On this point, I have discovered that it greatly helps my self-esteem to treat every emotion I feel with value. And I do mean every emotion--whether I feel despair, guilt, spiteful anger, or even lust, I have found it incredibly helpful to respect those feelings and the parts of me from which they come. If I don't do this, I find that I don't feel at home in my own skin; indeed, if I don't trust my emotions, how could I ever learn to trust myself?
Practically speaking, I realized that this means respecting both the physical sensations and the fantasies that the emotion causes in me. I talked about the sensations and fantasies of sexual hunger in the post Letters to a Doubter: on Gender and Sexuality, but it is also true that they exist for every emotion. Take a feeling of anger, for instance: though you may resent the intense sensations involved with anger (for me, they are mainly in the chest) and its sudden fantasies of revenge, for me, forcing these manifestations down only makes the problem worse on a long scale. The same works for despair, its feeling of depressed panic, and its fantasies of emotional self-flagellation: if I aggressively fight those feelings, I fight the only part of me I can concretely see while in the midst of that pain.

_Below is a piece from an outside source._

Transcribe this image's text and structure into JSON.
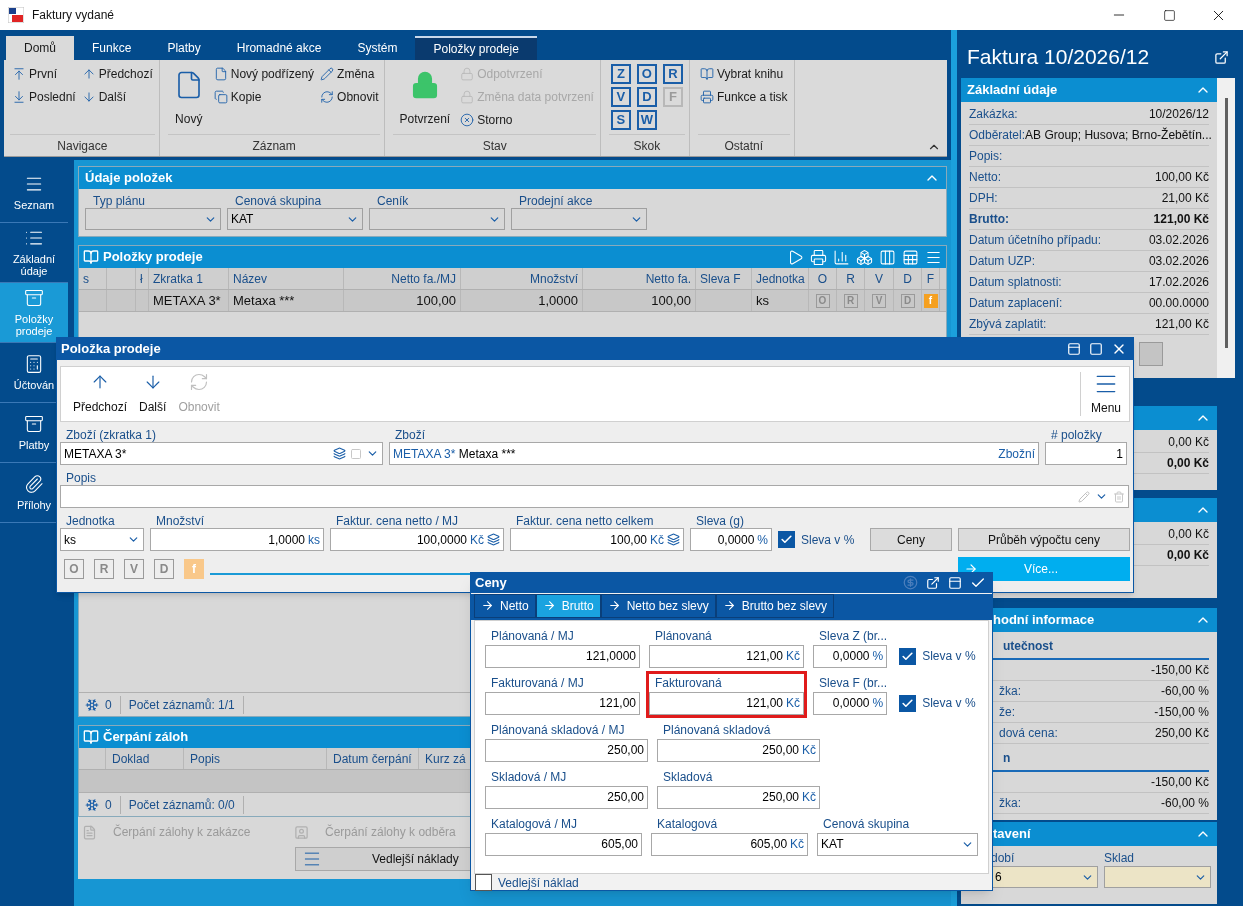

To reuse an idea from Adam S. Miller's Letters to a Young Mormon, I have found that it is best to experience the emotional sensation or fantasy without either losing yourself in it or forcing it away. I try to just sit with it--letting the emotion and its manifestations come and go without passing judgment. And as I let this activity of emotion simply happen, I get the sense of increased well-being. I feel more solid, more alive, more real. And I guess I shouldn't expect anything else, for I had just respected the only manifestation of myself I could access in such a dark moment.

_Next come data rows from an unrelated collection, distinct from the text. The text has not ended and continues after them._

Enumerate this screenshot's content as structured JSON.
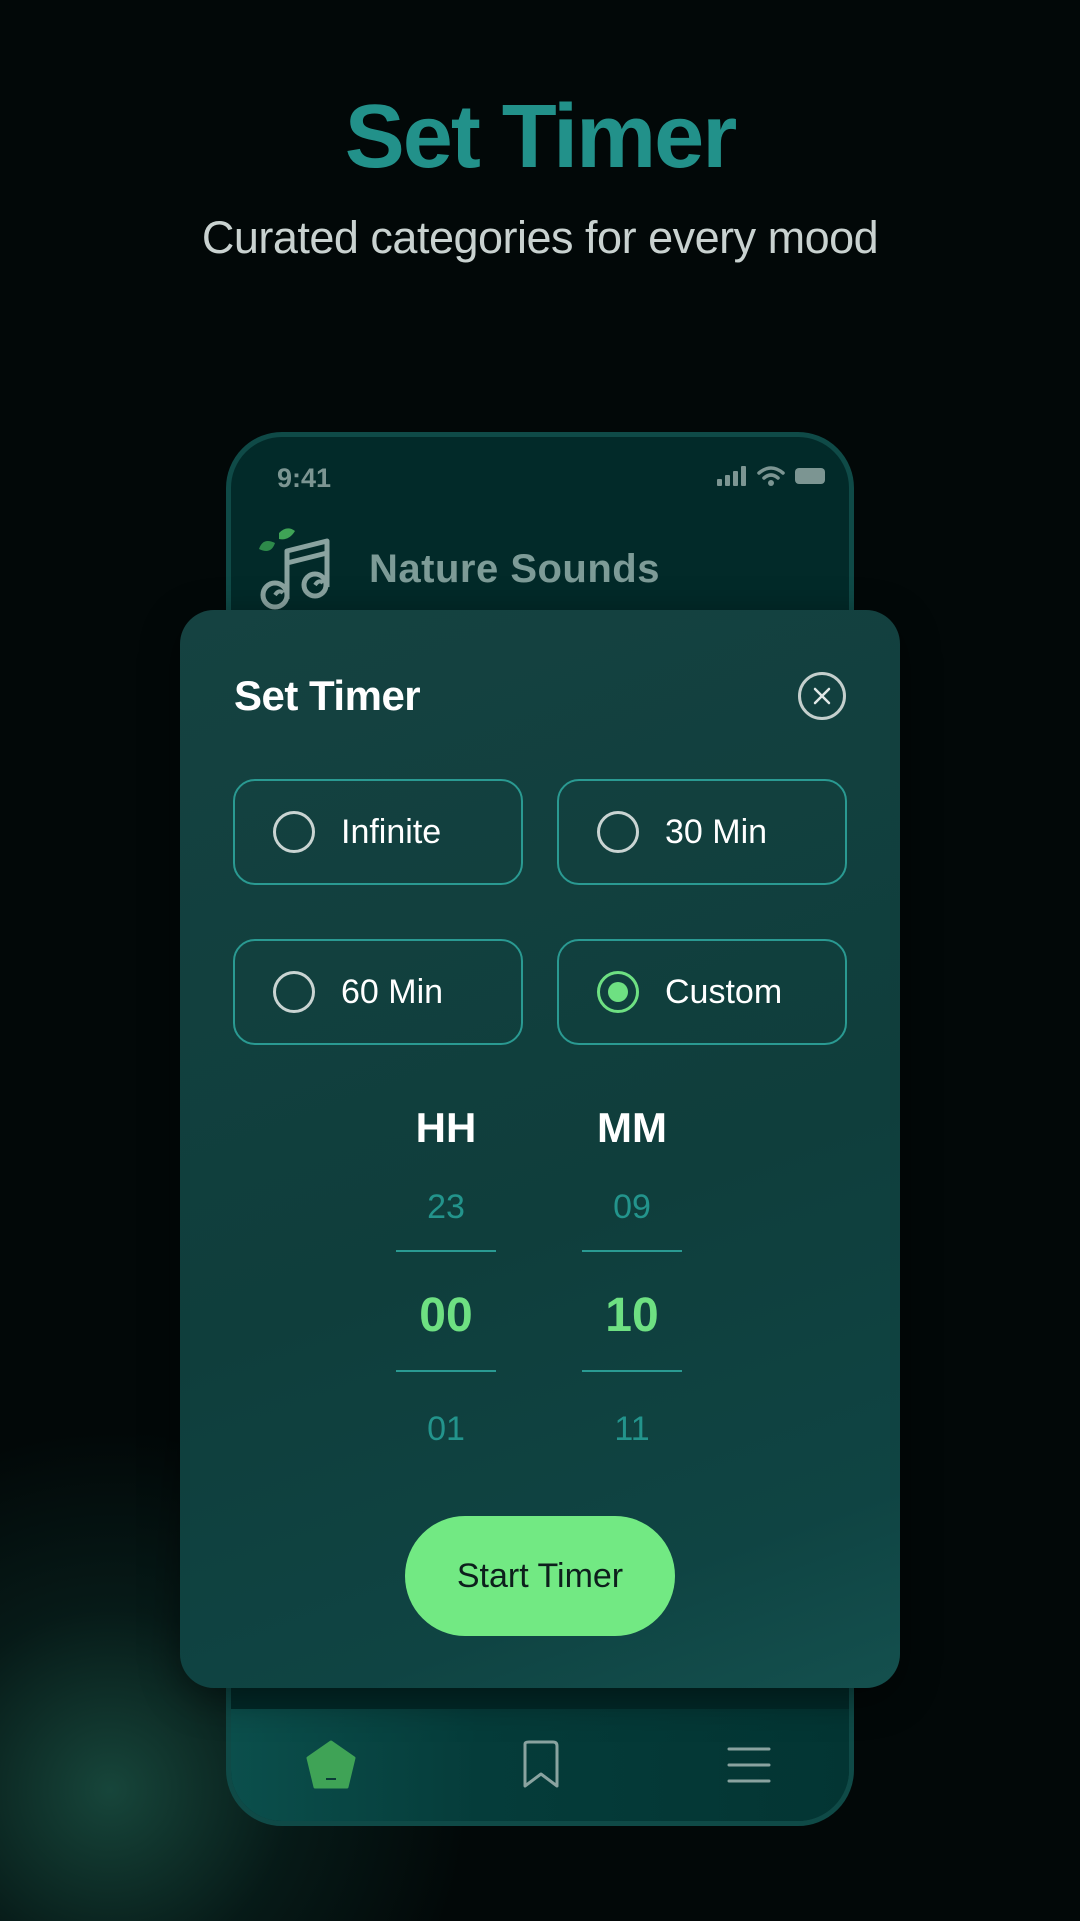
{
  "header": {
    "title": "Set Timer",
    "subtitle": "Curated categories for every mood"
  },
  "phone": {
    "status_time": "9:41",
    "app_title": "Nature Sounds",
    "icons": {
      "signal": "signal-icon",
      "wifi": "wifi-icon",
      "battery": "battery-icon",
      "logo": "music-note-leaf-logo",
      "nav_home": "home-icon",
      "nav_bookmark": "bookmark-icon",
      "nav_menu": "menu-icon"
    }
  },
  "modal": {
    "title": "Set Timer",
    "close_icon": "close-icon",
    "options": [
      {
        "label": "Infinite",
        "selected": false
      },
      {
        "label": "30 Min",
        "selected": false
      },
      {
        "label": "60 Min",
        "selected": false
      },
      {
        "label": "Custom",
        "selected": true
      }
    ],
    "picker": {
      "hours": {
        "header": "HH",
        "prev": "23",
        "current": "00",
        "next": "01"
      },
      "minutes": {
        "header": "MM",
        "prev": "09",
        "current": "10",
        "next": "11"
      }
    },
    "start_label": "Start Timer"
  },
  "colors": {
    "accent": "#22918a",
    "highlight": "#6ee082",
    "button": "#72e983",
    "modal_bg": "#0f3e3c"
  }
}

So, as far as I can tell, self-esteem is a question of truly believing you exist. If you can't see yourself somehow in your experience of the world, I suspect that you will feel somewhat ghostly and unreal. Fixing this can involve letting your love so shine as to illuminate the whole world of your experience, but it also helps to shine upon your entire emotional life the light of value. Doing these things really make one feel embodied and at home in the world, while without them no one can feel at home anywhere.